“Hello there, have you read Penpal? No? Well let me tell you a little bit about it so that you too can accept Dathan Auerbach’s 2012 novel into the horror literature cannon”
Penpal, began as a story called “Footsteps” posted on the nosleep subreddit under Auerbach’s username 1000Vultures. Online, it grew into a collection of 6 interconnected stories that, with the help of a Kickstarter campaign, Auerbach gathered and expanded into the novel he published under his own imprint (appropriately named 1000 Vultures).
I discovered Penpal when it was published as a collection and was not familiar with the original subreddit material but have since gone back and read those versions as well as listened to Penpal being performed on The NoSleep podcast- that’s how much I love this book!
Arranged in nonlinear order, the chapters are memories recounted by an unnamed narrator in an attempt piece together strange and mysterious events in his childhood most centered on his friendship with a classmate named Josh. Auerbach writes, “Memories extend our lives backwards through time, making them feel longer. And that’s what we want. So we try to remember. But sometimes, when we do, we wish that we could just forget again. But I remember.”
The title Penpal is drawn from the second chapter in the collection, “Balloons”. When the narrator was in kindergarten, he and Josh’s class participated in “The Balloon Project”. As part of the project, each student would let go a balloon with a greeting attached telling the finder about themselves and the project and in turn asking them to send a picture of where they lived and write back to the student so they could become pen pals. The narrator was one of the last children to get a response to his balloon letter, and it was a blurry photo with no return address so he could not respond to his pen pal. Throughout the school year the other student’s letters dwindled down to nothing, while the narrator continued to receive nearly 50 blurry and unrecognizable photos …unrecognizable until he saw “I was in every photo…Some of the pictures had only the tiniest part of my face captured at the very edge of the photo, but nevertheless, I was there. I was always there.”
While the drawn out and confusing chapter “Maps” slows the momentum down for a moment, Auerbach is able to hold your attention by punctuating each individual story with hair-raising final lines that really turn the creepiness up to 11! Trust me, I would love to tell you more but no spoilers, that would ruin the fun.
The nonlinear structure of the book may turn some readers off (and seems to be a big factor in the “love it” or “hate it” attitude of its readers, but I obviously love it), but as the narrator pieces together each memory, the dread and paranoia build, crushing your chest, until the final chapter, “Friends” and Penpal’s horrific climax.
Engrossing, suspenseful, majorly creepy and immensely creative, Penpal is destined to become part of the horror literature cannon.
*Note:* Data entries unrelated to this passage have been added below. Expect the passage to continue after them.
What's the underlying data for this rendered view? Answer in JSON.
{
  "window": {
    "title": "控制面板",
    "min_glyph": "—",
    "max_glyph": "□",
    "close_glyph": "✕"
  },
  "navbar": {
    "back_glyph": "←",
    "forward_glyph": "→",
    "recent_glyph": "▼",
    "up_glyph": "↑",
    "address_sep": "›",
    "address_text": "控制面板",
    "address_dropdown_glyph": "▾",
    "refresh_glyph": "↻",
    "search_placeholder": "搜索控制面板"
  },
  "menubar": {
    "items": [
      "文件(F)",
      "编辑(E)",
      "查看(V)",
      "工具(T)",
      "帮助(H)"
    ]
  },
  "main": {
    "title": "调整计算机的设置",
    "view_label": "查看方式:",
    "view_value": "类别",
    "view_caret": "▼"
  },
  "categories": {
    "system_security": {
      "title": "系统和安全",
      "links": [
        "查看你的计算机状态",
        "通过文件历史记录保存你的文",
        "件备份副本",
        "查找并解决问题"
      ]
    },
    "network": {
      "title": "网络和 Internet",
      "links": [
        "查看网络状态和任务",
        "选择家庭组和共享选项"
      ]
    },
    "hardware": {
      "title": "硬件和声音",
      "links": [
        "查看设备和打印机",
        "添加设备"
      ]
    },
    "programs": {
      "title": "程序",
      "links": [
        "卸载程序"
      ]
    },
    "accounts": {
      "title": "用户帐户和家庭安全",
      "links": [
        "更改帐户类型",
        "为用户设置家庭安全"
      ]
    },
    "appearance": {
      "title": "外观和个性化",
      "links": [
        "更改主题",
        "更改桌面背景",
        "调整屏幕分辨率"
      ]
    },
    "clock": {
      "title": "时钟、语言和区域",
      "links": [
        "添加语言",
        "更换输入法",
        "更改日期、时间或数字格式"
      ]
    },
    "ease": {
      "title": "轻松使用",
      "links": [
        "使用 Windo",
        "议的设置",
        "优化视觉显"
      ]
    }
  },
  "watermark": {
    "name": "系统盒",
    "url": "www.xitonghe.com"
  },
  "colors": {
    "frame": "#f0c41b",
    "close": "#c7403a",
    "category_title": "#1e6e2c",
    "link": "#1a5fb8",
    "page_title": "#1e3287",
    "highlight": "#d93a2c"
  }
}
Read this book in the woods with your childhood best friend.
Dathan Auerbach’s new novel Bad Man was published by Doubleday in August, 2018 and is next on my “to be read” list and after you read Penpal should also be added to yours!